**WHAT YOU WILL DO:** Down to the last line, restate the listing below exactly.

**EXTRACTED INFORMATION:**

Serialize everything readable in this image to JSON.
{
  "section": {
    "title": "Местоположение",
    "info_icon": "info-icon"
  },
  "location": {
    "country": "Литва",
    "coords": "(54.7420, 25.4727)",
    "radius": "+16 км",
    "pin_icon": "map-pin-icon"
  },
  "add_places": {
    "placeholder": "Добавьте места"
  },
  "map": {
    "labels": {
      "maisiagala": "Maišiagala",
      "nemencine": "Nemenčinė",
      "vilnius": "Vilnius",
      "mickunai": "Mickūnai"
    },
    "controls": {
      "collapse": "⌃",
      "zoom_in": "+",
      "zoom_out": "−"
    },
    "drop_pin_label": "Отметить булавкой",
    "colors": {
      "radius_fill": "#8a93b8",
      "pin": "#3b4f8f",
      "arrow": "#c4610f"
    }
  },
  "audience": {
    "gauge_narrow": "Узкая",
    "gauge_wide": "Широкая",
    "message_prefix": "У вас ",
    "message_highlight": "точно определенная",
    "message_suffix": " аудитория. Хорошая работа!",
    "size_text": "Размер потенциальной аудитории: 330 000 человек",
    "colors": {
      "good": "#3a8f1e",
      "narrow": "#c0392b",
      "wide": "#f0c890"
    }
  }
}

**WRITTEN SOLUTION:**
Serialize everything readable in this image to JSON.
{
  "section": {
    "title": "Местоположение",
    "info_icon": "info-icon"
  },
  "location": {
    "country": "Литва",
    "coords": "(54.7420, 25.4727)",
    "radius": "+16 км",
    "pin_icon": "map-pin-icon"
  },
  "add_places": {
    "placeholder": "Добавьте места"
  },
  "map": {
    "labels": {
      "maisiagala": "Maišiagala",
      "nemencine": "Nemenčinė",
      "vilnius": "Vilnius",
      "mickunai": "Mickūnai"
    },
    "controls": {
      "collapse": "⌃",
      "zoom_in": "+",
      "zoom_out": "−"
    },
    "drop_pin_label": "Отметить булавкой",
    "colors": {
      "radius_fill": "#8a93b8",
      "pin": "#3b4f8f",
      "arrow": "#c4610f"
    }
  },
  "audience": {
    "gauge_narrow": "Узкая",
    "gauge_wide": "Широкая",
    "message_prefix": "У вас ",
    "message_highlight": "точно определенная",
    "message_suffix": " аудитория. Хорошая работа!",
    "size_text": "Размер потенциальной аудитории: 330 000 человек",
    "colors": {
      "good": "#3a8f1e",
      "narrow": "#c0392b",
      "wide": "#f0c890"
    }
  }
}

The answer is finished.